### REQUIREMENT
From the entries below, list each line with "badge".

(App and web page records)
▼

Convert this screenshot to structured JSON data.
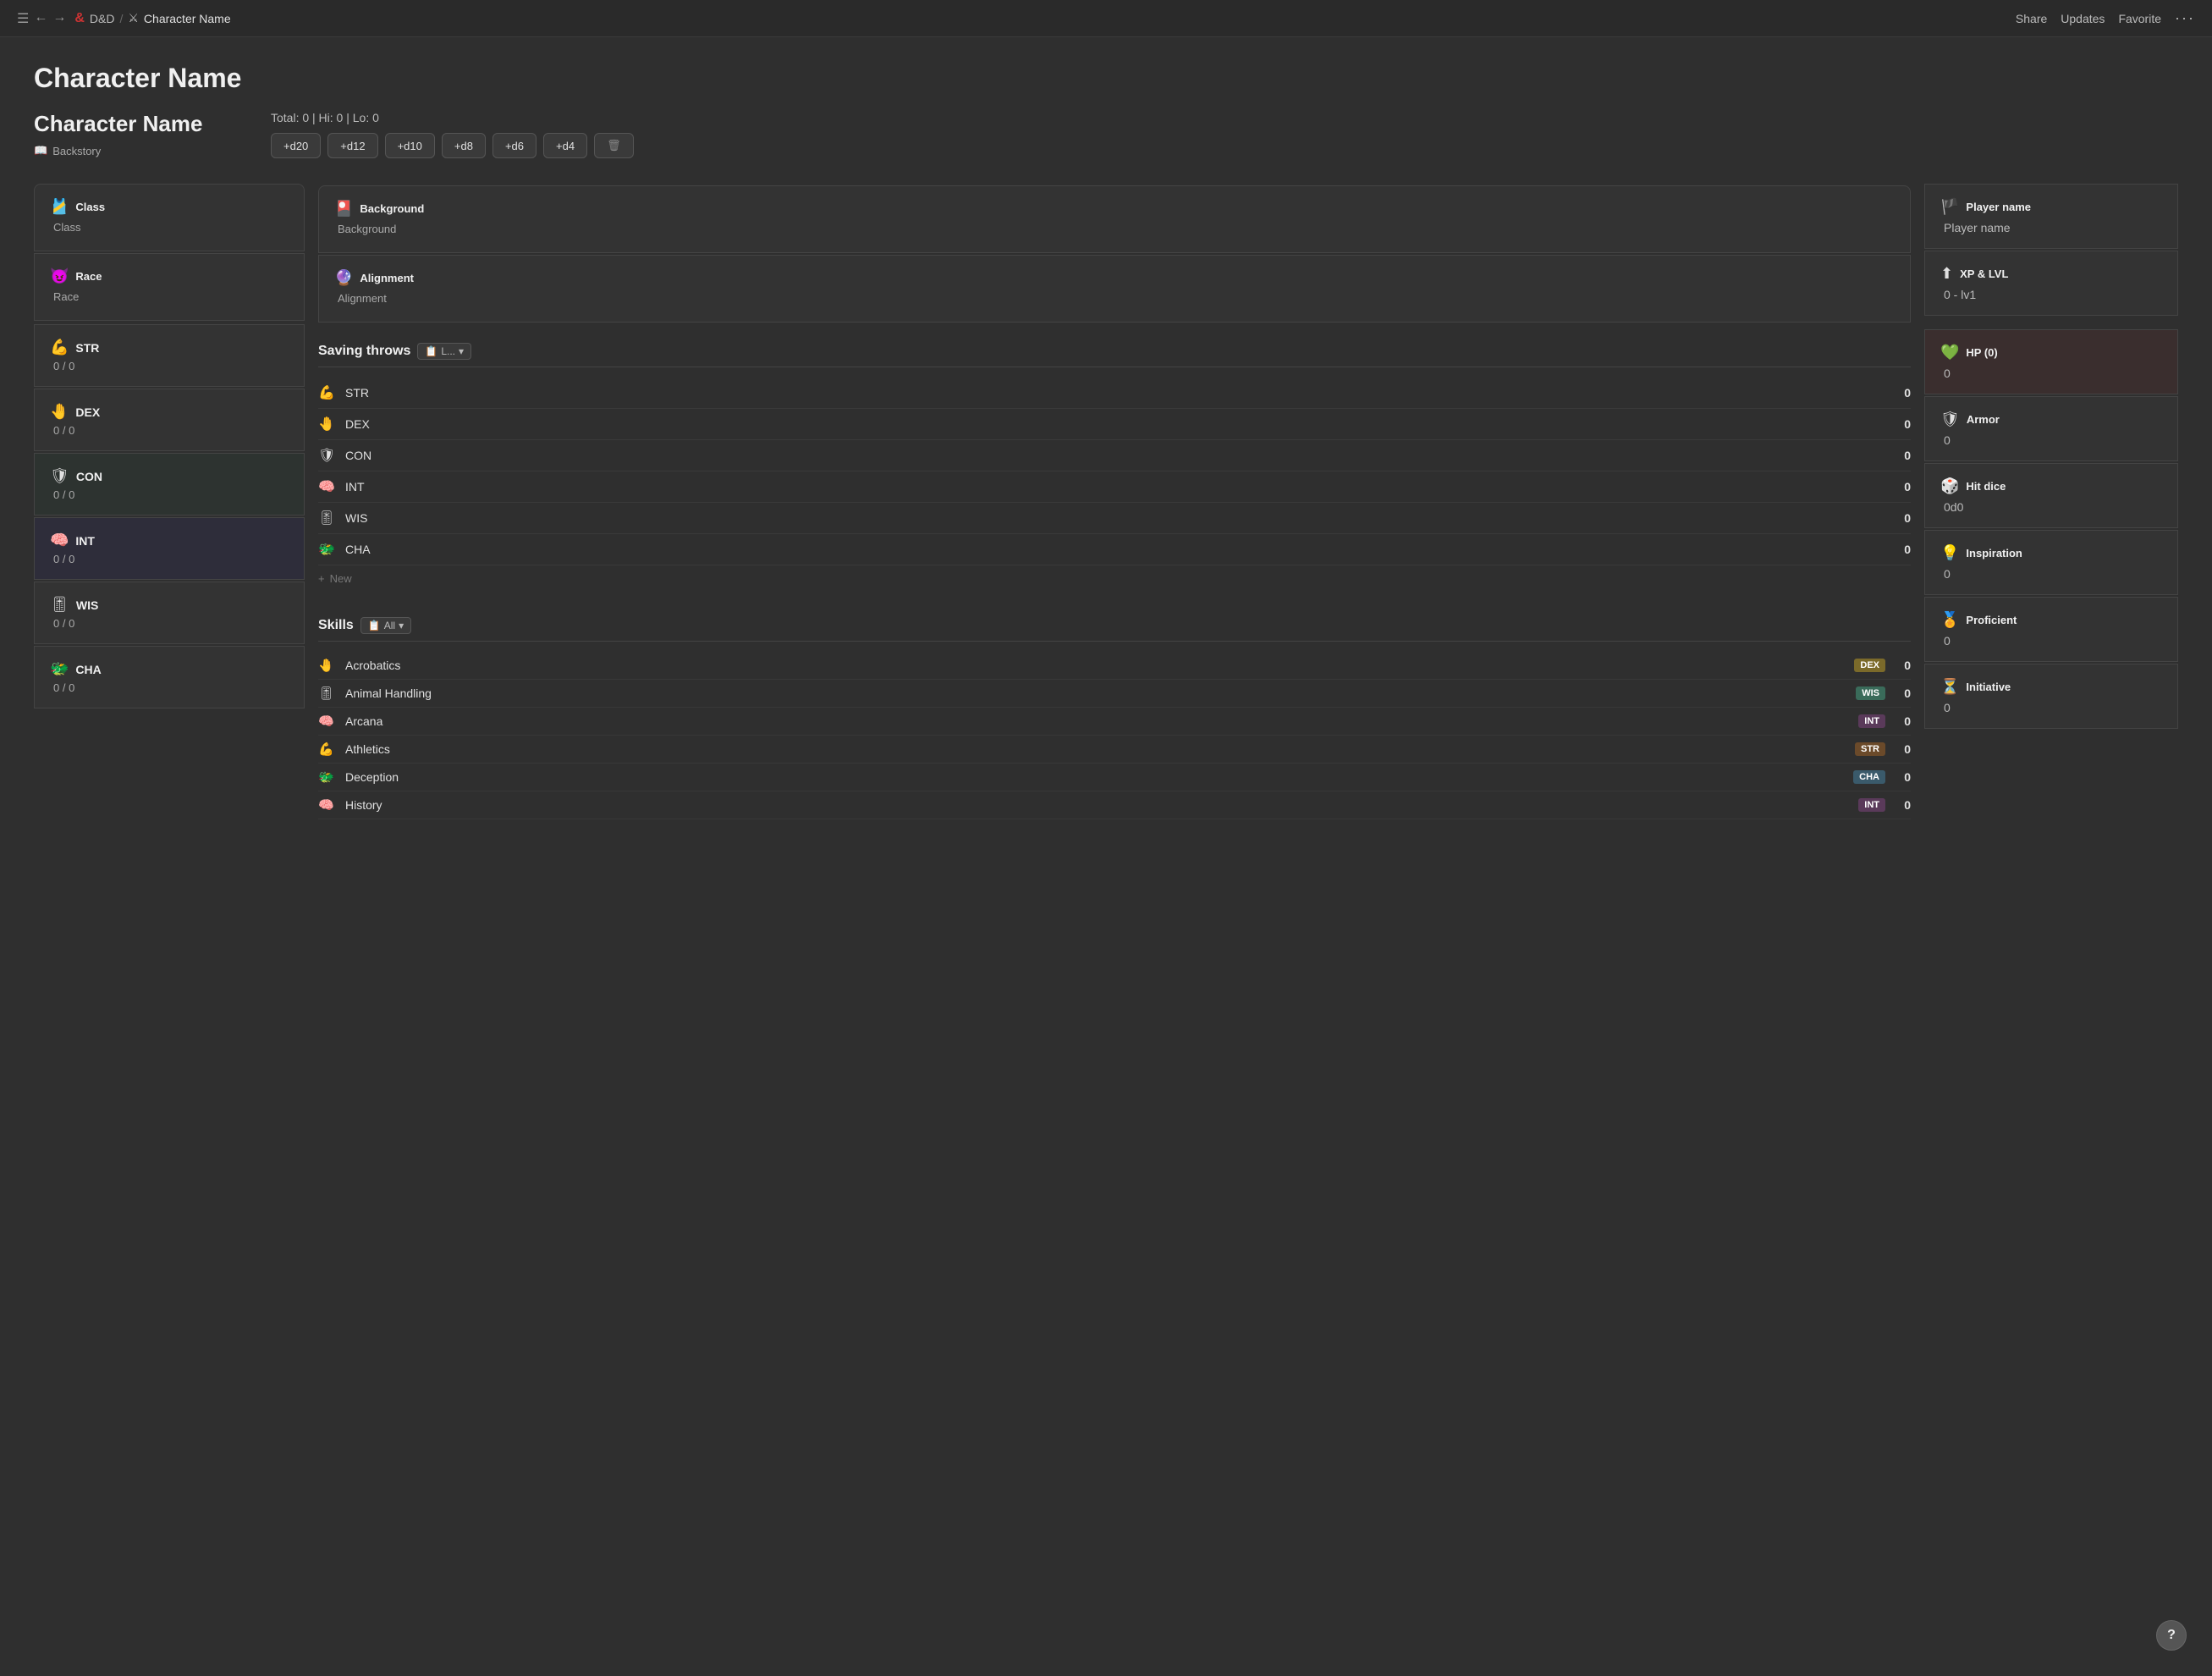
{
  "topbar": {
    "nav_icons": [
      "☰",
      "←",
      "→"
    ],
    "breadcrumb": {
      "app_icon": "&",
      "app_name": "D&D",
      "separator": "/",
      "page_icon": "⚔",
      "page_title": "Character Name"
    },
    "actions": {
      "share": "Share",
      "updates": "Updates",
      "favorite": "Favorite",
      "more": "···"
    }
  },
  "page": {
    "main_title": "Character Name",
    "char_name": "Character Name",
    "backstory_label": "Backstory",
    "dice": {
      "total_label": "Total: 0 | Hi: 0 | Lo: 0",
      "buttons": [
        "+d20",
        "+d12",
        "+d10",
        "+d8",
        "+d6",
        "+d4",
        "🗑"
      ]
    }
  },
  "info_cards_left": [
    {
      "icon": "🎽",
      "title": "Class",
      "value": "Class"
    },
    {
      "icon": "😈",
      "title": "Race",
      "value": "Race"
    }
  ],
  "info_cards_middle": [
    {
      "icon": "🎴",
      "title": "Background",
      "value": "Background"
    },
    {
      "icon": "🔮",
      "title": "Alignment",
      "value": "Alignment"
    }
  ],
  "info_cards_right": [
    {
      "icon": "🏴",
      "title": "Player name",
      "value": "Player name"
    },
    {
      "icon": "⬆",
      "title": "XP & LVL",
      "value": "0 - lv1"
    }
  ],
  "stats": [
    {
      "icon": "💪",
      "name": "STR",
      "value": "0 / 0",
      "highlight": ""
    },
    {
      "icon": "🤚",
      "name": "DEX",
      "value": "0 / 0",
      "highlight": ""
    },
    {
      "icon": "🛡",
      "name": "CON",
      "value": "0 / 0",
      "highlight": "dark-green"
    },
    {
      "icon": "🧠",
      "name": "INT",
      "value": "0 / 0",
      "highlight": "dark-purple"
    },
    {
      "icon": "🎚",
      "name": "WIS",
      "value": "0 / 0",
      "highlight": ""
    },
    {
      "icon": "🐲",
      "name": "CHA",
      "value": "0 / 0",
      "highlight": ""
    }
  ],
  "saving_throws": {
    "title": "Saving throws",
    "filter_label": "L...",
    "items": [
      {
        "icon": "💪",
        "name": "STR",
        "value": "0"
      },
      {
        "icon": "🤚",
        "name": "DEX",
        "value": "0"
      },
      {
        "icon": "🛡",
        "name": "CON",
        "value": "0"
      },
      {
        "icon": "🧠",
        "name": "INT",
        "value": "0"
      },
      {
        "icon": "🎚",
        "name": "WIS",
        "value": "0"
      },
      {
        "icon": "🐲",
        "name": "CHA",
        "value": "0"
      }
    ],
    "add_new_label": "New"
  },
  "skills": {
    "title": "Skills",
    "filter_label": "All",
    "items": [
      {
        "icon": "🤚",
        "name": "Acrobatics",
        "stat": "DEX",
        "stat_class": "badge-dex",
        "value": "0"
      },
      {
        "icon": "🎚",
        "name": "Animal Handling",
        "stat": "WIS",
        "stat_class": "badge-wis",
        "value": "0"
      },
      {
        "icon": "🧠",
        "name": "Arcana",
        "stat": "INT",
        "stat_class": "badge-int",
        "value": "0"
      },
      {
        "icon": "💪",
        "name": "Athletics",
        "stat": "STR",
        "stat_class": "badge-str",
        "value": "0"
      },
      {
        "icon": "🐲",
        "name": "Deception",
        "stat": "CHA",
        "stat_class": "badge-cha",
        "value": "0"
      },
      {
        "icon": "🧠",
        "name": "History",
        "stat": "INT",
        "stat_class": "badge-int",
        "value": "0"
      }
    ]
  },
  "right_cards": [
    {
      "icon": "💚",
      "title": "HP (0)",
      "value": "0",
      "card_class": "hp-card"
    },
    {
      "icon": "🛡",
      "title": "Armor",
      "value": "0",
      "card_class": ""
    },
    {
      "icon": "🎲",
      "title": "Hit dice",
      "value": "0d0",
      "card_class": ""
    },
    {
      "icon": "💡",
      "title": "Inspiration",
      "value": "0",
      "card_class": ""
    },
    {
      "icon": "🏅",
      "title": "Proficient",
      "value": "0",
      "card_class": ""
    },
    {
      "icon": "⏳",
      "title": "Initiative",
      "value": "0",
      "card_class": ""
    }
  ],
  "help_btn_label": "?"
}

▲
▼

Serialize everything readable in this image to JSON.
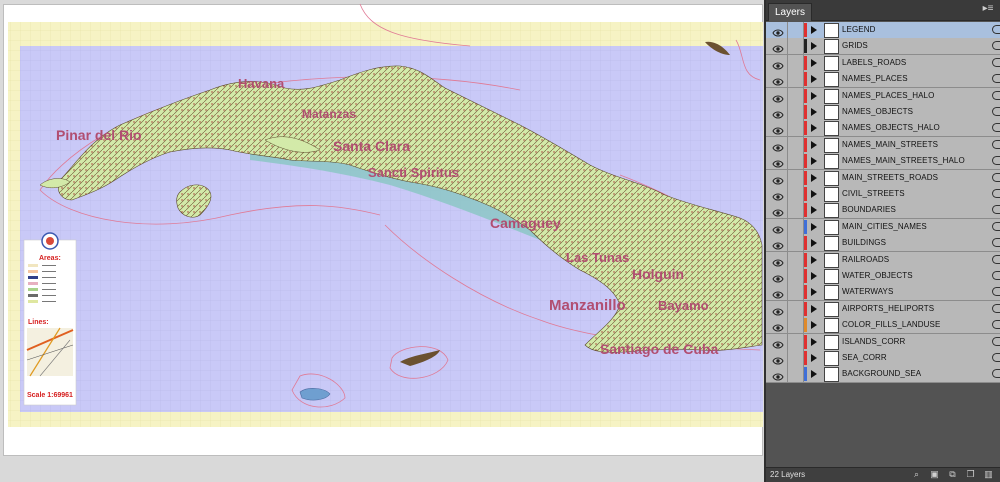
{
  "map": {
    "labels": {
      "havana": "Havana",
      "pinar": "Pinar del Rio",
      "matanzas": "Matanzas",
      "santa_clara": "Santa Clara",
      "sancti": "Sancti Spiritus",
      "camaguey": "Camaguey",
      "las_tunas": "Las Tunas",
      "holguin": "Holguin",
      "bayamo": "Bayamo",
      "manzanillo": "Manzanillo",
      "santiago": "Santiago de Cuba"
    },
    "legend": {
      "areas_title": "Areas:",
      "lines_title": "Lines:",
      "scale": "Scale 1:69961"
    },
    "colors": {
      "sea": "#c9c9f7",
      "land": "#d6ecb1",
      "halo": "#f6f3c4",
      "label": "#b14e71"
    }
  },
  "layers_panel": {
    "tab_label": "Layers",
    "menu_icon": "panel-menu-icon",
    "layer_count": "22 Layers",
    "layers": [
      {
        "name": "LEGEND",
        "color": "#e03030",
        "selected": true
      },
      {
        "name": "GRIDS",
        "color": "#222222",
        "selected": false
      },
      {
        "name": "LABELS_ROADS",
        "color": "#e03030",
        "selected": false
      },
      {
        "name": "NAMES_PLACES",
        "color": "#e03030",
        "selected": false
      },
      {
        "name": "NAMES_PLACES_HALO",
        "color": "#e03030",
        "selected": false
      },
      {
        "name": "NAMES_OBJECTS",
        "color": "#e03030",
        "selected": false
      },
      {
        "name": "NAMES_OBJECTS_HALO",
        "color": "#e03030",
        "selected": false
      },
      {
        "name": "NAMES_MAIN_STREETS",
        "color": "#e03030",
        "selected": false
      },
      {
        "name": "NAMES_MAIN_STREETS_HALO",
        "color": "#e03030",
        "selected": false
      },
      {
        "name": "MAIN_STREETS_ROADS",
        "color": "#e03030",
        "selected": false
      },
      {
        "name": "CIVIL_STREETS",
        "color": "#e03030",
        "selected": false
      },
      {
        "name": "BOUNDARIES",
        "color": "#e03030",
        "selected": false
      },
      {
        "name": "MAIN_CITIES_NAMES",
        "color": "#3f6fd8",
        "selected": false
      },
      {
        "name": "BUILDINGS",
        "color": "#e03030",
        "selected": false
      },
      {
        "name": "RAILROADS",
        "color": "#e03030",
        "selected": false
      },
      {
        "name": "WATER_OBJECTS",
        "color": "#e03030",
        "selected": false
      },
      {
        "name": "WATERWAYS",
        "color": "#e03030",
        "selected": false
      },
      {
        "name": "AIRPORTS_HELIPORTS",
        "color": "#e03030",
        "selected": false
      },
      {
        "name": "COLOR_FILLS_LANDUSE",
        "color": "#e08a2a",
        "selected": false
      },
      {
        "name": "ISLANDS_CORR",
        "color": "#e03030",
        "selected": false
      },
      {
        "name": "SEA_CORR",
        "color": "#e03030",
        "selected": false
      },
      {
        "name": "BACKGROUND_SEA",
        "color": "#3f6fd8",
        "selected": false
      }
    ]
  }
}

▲

### ANSWER SECTION
        "stat_class": "badge-dex",
        "stat_class": "badge-wis",
        "stat_class": "badge-int",
        "stat_class": "badge-str",
        "stat_class": "badge-cha",
        "stat_class": "badge-int",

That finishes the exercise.